### [THE PROBLEM]
Reproduce the data below word for word, setting aside any picture it holds.

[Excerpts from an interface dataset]
Segment Open
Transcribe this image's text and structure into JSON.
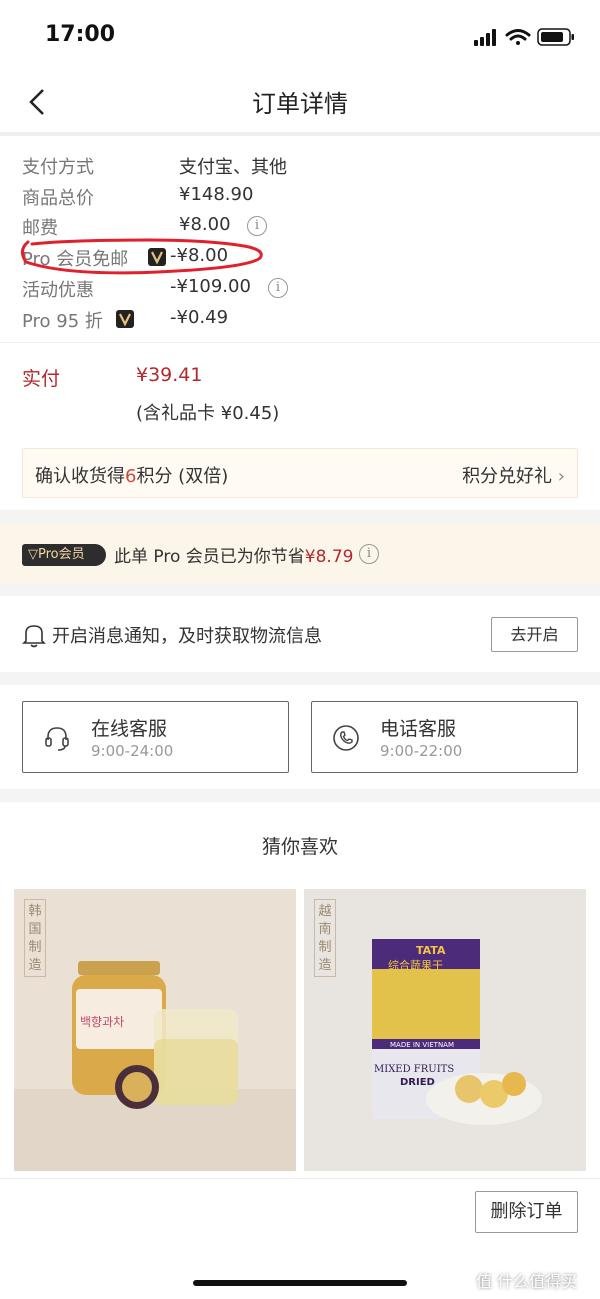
{
  "status_bar": {
    "time": "17:00"
  },
  "nav": {
    "title": "订单详情"
  },
  "order_rows": [
    {
      "label": "支付方式",
      "value": "支付宝、其他"
    },
    {
      "label": "商品总价",
      "value": "¥148.90"
    },
    {
      "label": "邮费",
      "value": "¥8.00"
    },
    {
      "label": "Pro 会员免邮",
      "value": "-¥8.00"
    },
    {
      "label": "活动优惠",
      "value": "-¥109.00"
    },
    {
      "label": "Pro 95 折",
      "value": "-¥0.49"
    }
  ],
  "payment": {
    "label": "实付",
    "amount": "¥39.41",
    "note": "(含礼品卡 ¥0.45)"
  },
  "points": {
    "prefix": "确认收货得",
    "count": "6",
    "suffix": "积分 (双倍)",
    "link": "积分兑好礼"
  },
  "pro_banner": {
    "tag": "Pro会员",
    "text": "此单 Pro 会员已为你节省",
    "saved": "¥8.79"
  },
  "notify": {
    "text": "开启消息通知，及时获取物流信息",
    "button": "去开启"
  },
  "service": [
    {
      "title": "在线客服",
      "hours": "9:00-24:00"
    },
    {
      "title": "电话客服",
      "hours": "9:00-22:00"
    }
  ],
  "recommend": {
    "title": "猜你喜欢",
    "products": [
      {
        "origin": "韩国制造",
        "jar_label": "백향과차"
      },
      {
        "origin": "越南制造",
        "bag_brand": "TATA",
        "bag_name": "综合蔬果干",
        "bag_made": "MADE IN VIETNAM",
        "bag_en": "MIXED FRUITS",
        "bag_en2": "DRIED"
      }
    ]
  },
  "footer": {
    "delete_button": "删除订单"
  },
  "watermark": "值 什么值得买",
  "colors": {
    "price_red": "#b4282d",
    "accent_red": "#d0463b",
    "pro_gold": "#f1d7a4",
    "pro_bg": "#fbf5ea",
    "handwritten_circle": "#e0202a"
  }
}
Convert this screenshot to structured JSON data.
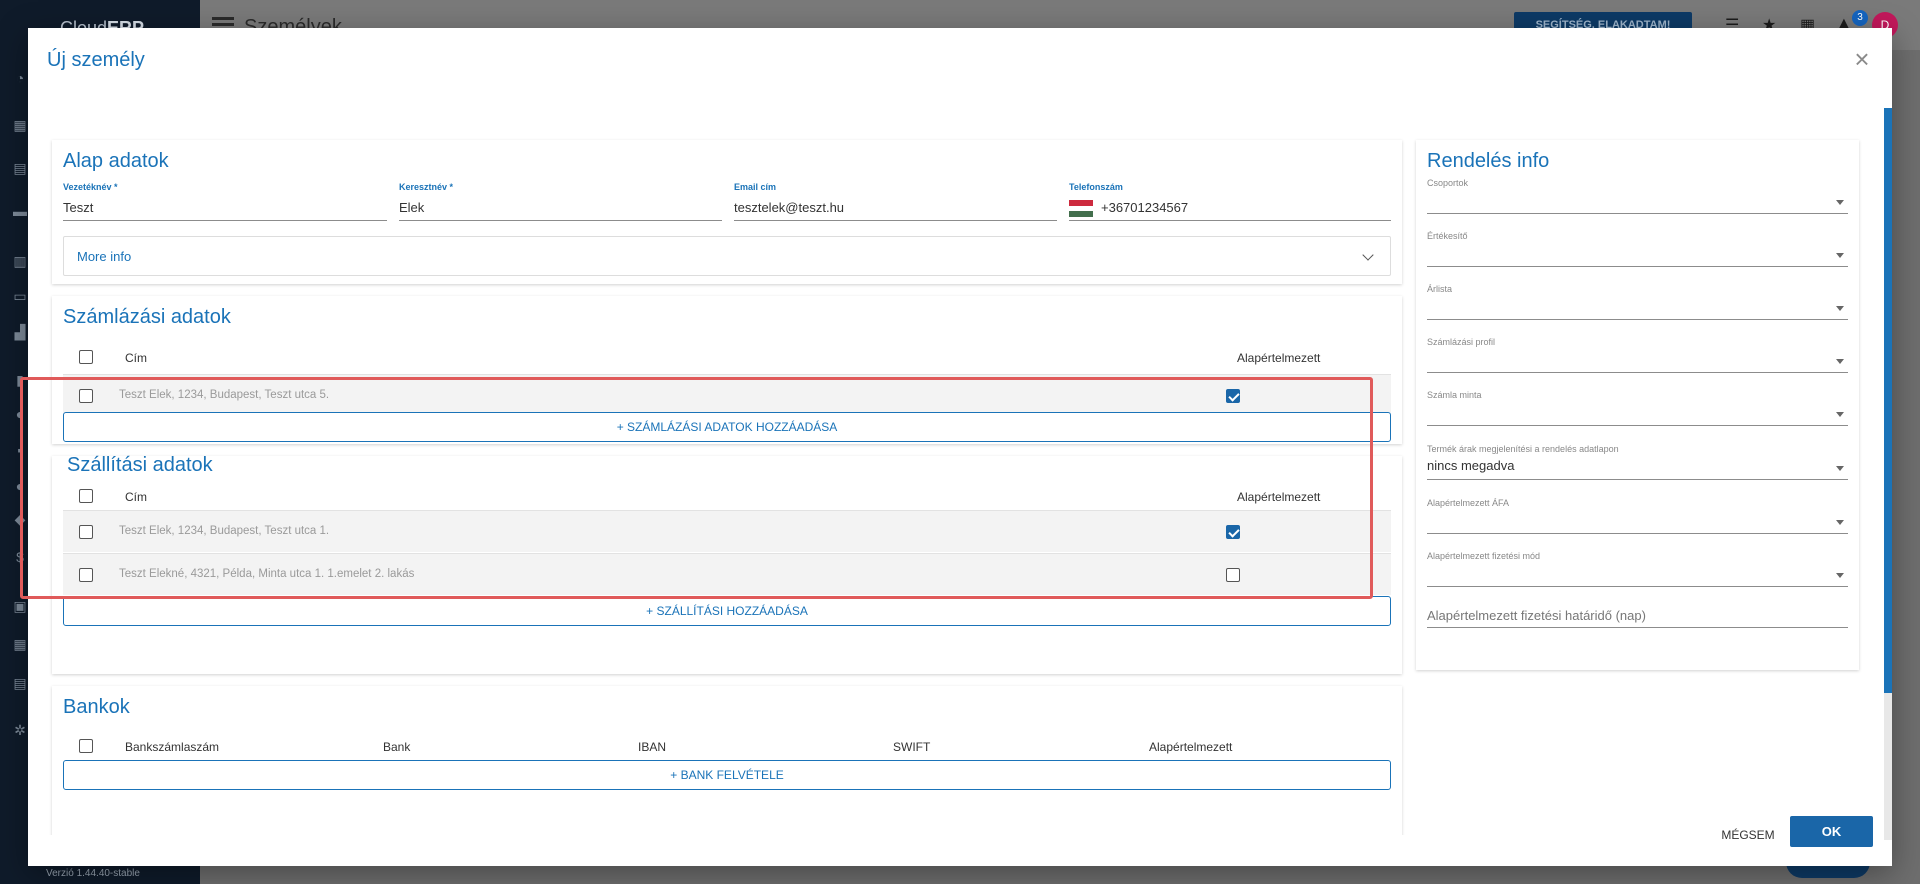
{
  "background": {
    "brand_plain": "Cloud",
    "brand_bold": "ERP",
    "page_title": "Személyek",
    "help_button": "SEGÍTSÉG, ELAKADTAM!",
    "notification_count": "3",
    "avatar_initial": "D",
    "version": "Verzió 1.44.40-stable"
  },
  "dialog": {
    "title": "Új személy",
    "close": "×",
    "cancel_label": "MÉGSEM",
    "ok_label": "OK"
  },
  "basic": {
    "title": "Alap adatok",
    "last_name": {
      "label": "Vezetéknév *",
      "value": "Teszt"
    },
    "first_name": {
      "label": "Keresztnév *",
      "value": "Elek"
    },
    "email": {
      "label": "Email cím",
      "value": "tesztelek@teszt.hu"
    },
    "phone": {
      "label": "Telefonszám",
      "value": "+36701234567"
    },
    "more_info": "More info"
  },
  "billing": {
    "title": "Számlázási adatok",
    "col_address": "Cím",
    "col_default": "Alapértelmezett",
    "rows": [
      {
        "address": "Teszt  Elek, 1234, Budapest, Teszt utca 5.",
        "default": true
      }
    ],
    "add_label": "+ SZÁMLÁZÁSI ADATOK HOZZÁADÁSA"
  },
  "shipping": {
    "title": "Szállítási adatok",
    "col_address": "Cím",
    "col_default": "Alapértelmezett",
    "rows": [
      {
        "address": "Teszt Elek, 1234, Budapest, Teszt utca 1.",
        "default": true
      },
      {
        "address": "Teszt  Elekné, 4321, Példa, Minta utca 1.  1.emelet 2. lakás",
        "default": false
      }
    ],
    "add_label": "+ SZÁLLÍTÁSI HOZZÁADÁSA"
  },
  "banks": {
    "title": "Bankok",
    "col_account": "Bankszámlaszám",
    "col_bank": "Bank",
    "col_iban": "IBAN",
    "col_swift": "SWIFT",
    "col_default": "Alapértelmezett",
    "add_label": "+ BANK FELVÉTELE"
  },
  "order_info": {
    "title": "Rendelés info",
    "groups": {
      "label": "Csoportok",
      "value": ""
    },
    "seller": {
      "label": "Értékesítő",
      "value": ""
    },
    "price_list": {
      "label": "Árlista",
      "value": ""
    },
    "billing_profile": {
      "label": "Számlázási profil",
      "value": ""
    },
    "invoice_template": {
      "label": "Számla minta",
      "value": ""
    },
    "price_display": {
      "label": "Termék árak megjelenítési a rendelés adatlapon",
      "value": "nincs megadva"
    },
    "default_vat": {
      "label": "Alapértelmezett ÁFA",
      "value": ""
    },
    "default_payment": {
      "label": "Alapértelmezett fizetési mód",
      "value": ""
    },
    "payment_deadline_placeholder": "Alapértelmezett fizetési határidő (nap)"
  },
  "colors": {
    "accent": "#1a73b8",
    "highlight": "#e05a5a",
    "checkbox_checked": "#1a66a8"
  }
}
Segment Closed
### [ANSWER BELOW]
Transcribe this image's text and structure into JSON.
{
  "status_bar": {
    "time": "17:00"
  },
  "nav": {
    "title": "订单详情"
  },
  "order_rows": [
    {
      "label": "支付方式",
      "value": "支付宝、其他"
    },
    {
      "label": "商品总价",
      "value": "¥148.90"
    },
    {
      "label": "邮费",
      "value": "¥8.00"
    },
    {
      "label": "Pro 会员免邮",
      "value": "-¥8.00"
    },
    {
      "label": "活动优惠",
      "value": "-¥109.00"
    },
    {
      "label": "Pro 95 折",
      "value": "-¥0.49"
    }
  ],
  "payment": {
    "label": "实付",
    "amount": "¥39.41",
    "note": "(含礼品卡 ¥0.45)"
  },
  "points": {
    "prefix": "确认收货得",
    "count": "6",
    "suffix": "积分 (双倍)",
    "link": "积分兑好礼"
  },
  "pro_banner": {
    "tag": "Pro会员",
    "text": "此单 Pro 会员已为你节省",
    "saved": "¥8.79"
  },
  "notify": {
    "text": "开启消息通知，及时获取物流信息",
    "button": "去开启"
  },
  "service": [
    {
      "title": "在线客服",
      "hours": "9:00-24:00"
    },
    {
      "title": "电话客服",
      "hours": "9:00-22:00"
    }
  ],
  "recommend": {
    "title": "猜你喜欢",
    "products": [
      {
        "origin": "韩国制造",
        "jar_label": "백향과차"
      },
      {
        "origin": "越南制造",
        "bag_brand": "TATA",
        "bag_name": "综合蔬果干",
        "bag_made": "MADE IN VIETNAM",
        "bag_en": "MIXED FRUITS",
        "bag_en2": "DRIED"
      }
    ]
  },
  "footer": {
    "delete_button": "删除订单"
  },
  "watermark": "值 什么值得买",
  "colors": {
    "price_red": "#b4282d",
    "accent_red": "#d0463b",
    "pro_gold": "#f1d7a4",
    "pro_bg": "#fbf5ea",
    "handwritten_circle": "#e0202a"
  }
}
Convert this screenshot to structured JSON data.
{
  "background": {
    "brand_plain": "Cloud",
    "brand_bold": "ERP",
    "page_title": "Személyek",
    "help_button": "SEGÍTSÉG, ELAKADTAM!",
    "notification_count": "3",
    "avatar_initial": "D",
    "version": "Verzió 1.44.40-stable"
  },
  "dialog": {
    "title": "Új személy",
    "close": "×",
    "cancel_label": "MÉGSEM",
    "ok_label": "OK"
  },
  "basic": {
    "title": "Alap adatok",
    "last_name": {
      "label": "Vezetéknév *",
      "value": "Teszt"
    },
    "first_name": {
      "label": "Keresztnév *",
      "value": "Elek"
    },
    "email": {
      "label": "Email cím",
      "value": "tesztelek@teszt.hu"
    },
    "phone": {
      "label": "Telefonszám",
      "value": "+36701234567"
    },
    "more_info": "More info"
  },
  "billing": {
    "title": "Számlázási adatok",
    "col_address": "Cím",
    "col_default": "Alapértelmezett",
    "rows": [
      {
        "address": "Teszt  Elek, 1234, Budapest, Teszt utca 5.",
        "default": true
      }
    ],
    "add_label": "+ SZÁMLÁZÁSI ADATOK HOZZÁADÁSA"
  },
  "shipping": {
    "title": "Szállítási adatok",
    "col_address": "Cím",
    "col_default": "Alapértelmezett",
    "rows": [
      {
        "address": "Teszt Elek, 1234, Budapest, Teszt utca 1.",
        "default": true
      },
      {
        "address": "Teszt  Elekné, 4321, Példa, Minta utca 1.  1.emelet 2. lakás",
        "default": false
      }
    ],
    "add_label": "+ SZÁLLÍTÁSI HOZZÁADÁSA"
  },
  "banks": {
    "title": "Bankok",
    "col_account": "Bankszámlaszám",
    "col_bank": "Bank",
    "col_iban": "IBAN",
    "col_swift": "SWIFT",
    "col_default": "Alapértelmezett",
    "add_label": "+ BANK FELVÉTELE"
  },
  "order_info": {
    "title": "Rendelés info",
    "groups": {
      "label": "Csoportok",
      "value": ""
    },
    "seller": {
      "label": "Értékesítő",
      "value": ""
    },
    "price_list": {
      "label": "Árlista",
      "value": ""
    },
    "billing_profile": {
      "label": "Számlázási profil",
      "value": ""
    },
    "invoice_template": {
      "label": "Számla minta",
      "value": ""
    },
    "price_display": {
      "label": "Termék árak megjelenítési a rendelés adatlapon",
      "value": "nincs megadva"
    },
    "default_vat": {
      "label": "Alapértelmezett ÁFA",
      "value": ""
    },
    "default_payment": {
      "label": "Alapértelmezett fizetési mód",
      "value": ""
    },
    "payment_deadline_placeholder": "Alapértelmezett fizetési határidő (nap)"
  },
  "colors": {
    "accent": "#1a73b8",
    "highlight": "#e05a5a",
    "checkbox_checked": "#1a66a8"
  }
}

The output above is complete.